Problem statement
Exact repetition, pictures omitted: give every record below again.

Source material
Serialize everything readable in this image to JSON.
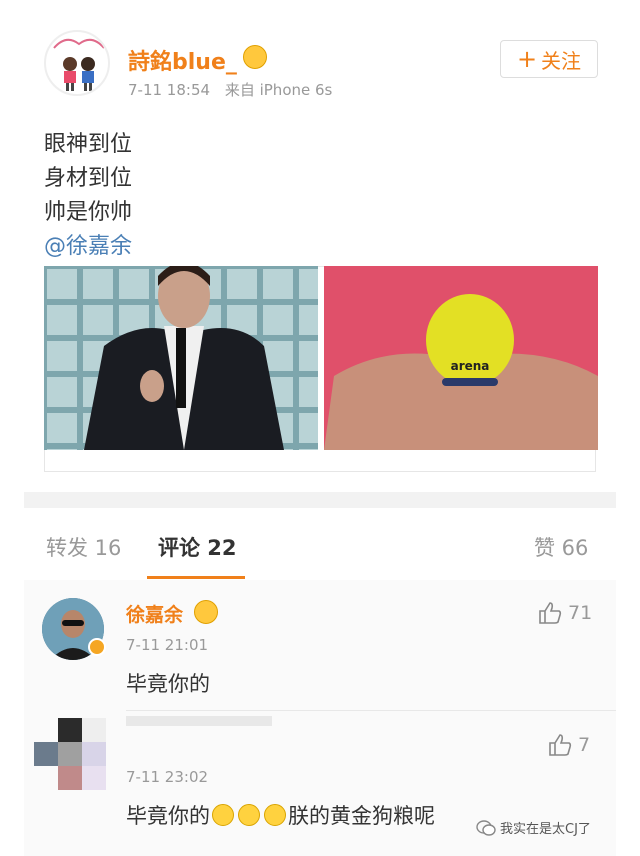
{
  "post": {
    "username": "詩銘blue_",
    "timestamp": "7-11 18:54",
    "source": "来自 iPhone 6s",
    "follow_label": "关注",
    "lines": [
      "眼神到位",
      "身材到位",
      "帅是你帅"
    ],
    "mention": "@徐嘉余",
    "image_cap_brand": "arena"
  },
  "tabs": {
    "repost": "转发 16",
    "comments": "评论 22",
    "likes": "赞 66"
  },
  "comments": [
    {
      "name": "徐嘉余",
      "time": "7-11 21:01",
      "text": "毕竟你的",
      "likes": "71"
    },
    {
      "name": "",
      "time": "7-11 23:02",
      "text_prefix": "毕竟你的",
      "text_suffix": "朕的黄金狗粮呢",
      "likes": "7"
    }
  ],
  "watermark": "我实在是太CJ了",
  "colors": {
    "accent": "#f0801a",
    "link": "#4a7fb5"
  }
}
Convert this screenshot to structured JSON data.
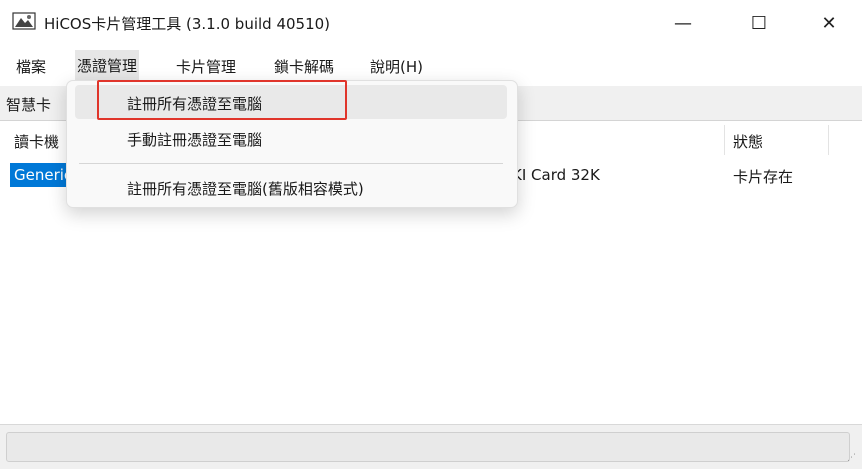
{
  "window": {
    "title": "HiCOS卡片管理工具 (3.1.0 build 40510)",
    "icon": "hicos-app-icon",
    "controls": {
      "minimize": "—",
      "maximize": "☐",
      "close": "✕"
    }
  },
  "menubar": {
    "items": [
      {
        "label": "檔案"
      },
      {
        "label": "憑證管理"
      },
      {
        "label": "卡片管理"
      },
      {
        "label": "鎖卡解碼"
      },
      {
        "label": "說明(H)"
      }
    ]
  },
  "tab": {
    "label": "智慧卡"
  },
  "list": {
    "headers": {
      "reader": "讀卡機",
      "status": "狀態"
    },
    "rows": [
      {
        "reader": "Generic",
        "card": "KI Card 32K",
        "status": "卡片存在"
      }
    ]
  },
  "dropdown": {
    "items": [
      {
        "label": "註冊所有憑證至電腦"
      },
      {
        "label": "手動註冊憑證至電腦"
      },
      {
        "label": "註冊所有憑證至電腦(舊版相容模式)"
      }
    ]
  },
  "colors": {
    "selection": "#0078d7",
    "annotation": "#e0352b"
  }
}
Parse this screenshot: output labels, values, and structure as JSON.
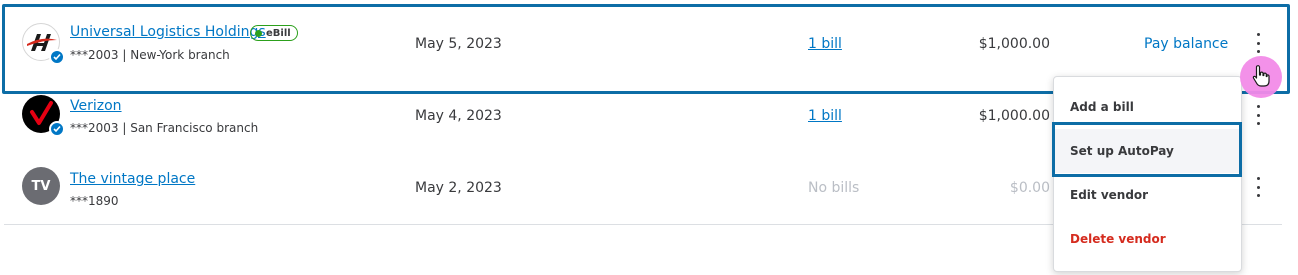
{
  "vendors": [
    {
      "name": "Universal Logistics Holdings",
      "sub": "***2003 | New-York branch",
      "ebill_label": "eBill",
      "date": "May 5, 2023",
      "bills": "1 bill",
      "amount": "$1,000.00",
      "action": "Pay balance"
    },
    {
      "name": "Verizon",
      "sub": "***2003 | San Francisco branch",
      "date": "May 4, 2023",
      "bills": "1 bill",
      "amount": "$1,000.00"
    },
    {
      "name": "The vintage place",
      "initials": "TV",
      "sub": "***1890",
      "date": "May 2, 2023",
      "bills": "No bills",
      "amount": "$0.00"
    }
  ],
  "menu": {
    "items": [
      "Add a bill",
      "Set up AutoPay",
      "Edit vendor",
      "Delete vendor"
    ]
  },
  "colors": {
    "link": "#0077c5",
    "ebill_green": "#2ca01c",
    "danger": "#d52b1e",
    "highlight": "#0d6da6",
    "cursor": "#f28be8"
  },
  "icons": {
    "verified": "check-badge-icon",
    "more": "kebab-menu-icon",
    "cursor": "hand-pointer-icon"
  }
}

Exercise answer
Serialize everything readable in this image to JSON.
{
  "post": {
    "username": "詩銘blue_",
    "timestamp": "7-11 18:54",
    "source": "来自 iPhone 6s",
    "follow_label": "关注",
    "lines": [
      "眼神到位",
      "身材到位",
      "帅是你帅"
    ],
    "mention": "@徐嘉余",
    "image_cap_brand": "arena"
  },
  "tabs": {
    "repost": "转发 16",
    "comments": "评论 22",
    "likes": "赞 66"
  },
  "comments": [
    {
      "name": "徐嘉余",
      "time": "7-11 21:01",
      "text": "毕竟你的",
      "likes": "71"
    },
    {
      "name": "",
      "time": "7-11 23:02",
      "text_prefix": "毕竟你的",
      "text_suffix": "朕的黄金狗粮呢",
      "likes": "7"
    }
  ],
  "watermark": "我实在是太CJ了",
  "colors": {
    "accent": "#f0801a",
    "link": "#4a7fb5"
  }
}
Convert this screenshot to structured JSON data.
{
  "window": {
    "title": "HiCOS卡片管理工具 (3.1.0 build 40510)",
    "icon": "hicos-app-icon",
    "controls": {
      "minimize": "—",
      "maximize": "☐",
      "close": "✕"
    }
  },
  "menubar": {
    "items": [
      {
        "label": "檔案"
      },
      {
        "label": "憑證管理"
      },
      {
        "label": "卡片管理"
      },
      {
        "label": "鎖卡解碼"
      },
      {
        "label": "說明(H)"
      }
    ]
  },
  "tab": {
    "label": "智慧卡"
  },
  "list": {
    "headers": {
      "reader": "讀卡機",
      "status": "狀態"
    },
    "rows": [
      {
        "reader": "Generic",
        "card": "KI Card 32K",
        "status": "卡片存在"
      }
    ]
  },
  "dropdown": {
    "items": [
      {
        "label": "註冊所有憑證至電腦"
      },
      {
        "label": "手動註冊憑證至電腦"
      },
      {
        "label": "註冊所有憑證至電腦(舊版相容模式)"
      }
    ]
  },
  "colors": {
    "selection": "#0078d7",
    "annotation": "#e0352b"
  }
}
Parse this screenshot: output labels, values, and structure as JSON.
{
  "vendors": [
    {
      "name": "Universal Logistics Holdings",
      "sub": "***2003 | New-York branch",
      "ebill_label": "eBill",
      "date": "May 5, 2023",
      "bills": "1 bill",
      "amount": "$1,000.00",
      "action": "Pay balance"
    },
    {
      "name": "Verizon",
      "sub": "***2003 | San Francisco branch",
      "date": "May 4, 2023",
      "bills": "1 bill",
      "amount": "$1,000.00"
    },
    {
      "name": "The vintage place",
      "initials": "TV",
      "sub": "***1890",
      "date": "May 2, 2023",
      "bills": "No bills",
      "amount": "$0.00"
    }
  ],
  "menu": {
    "items": [
      "Add a bill",
      "Set up AutoPay",
      "Edit vendor",
      "Delete vendor"
    ]
  },
  "colors": {
    "link": "#0077c5",
    "ebill_green": "#2ca01c",
    "danger": "#d52b1e",
    "highlight": "#0d6da6",
    "cursor": "#f28be8"
  },
  "icons": {
    "verified": "check-badge-icon",
    "more": "kebab-menu-icon",
    "cursor": "hand-pointer-icon"
  }
}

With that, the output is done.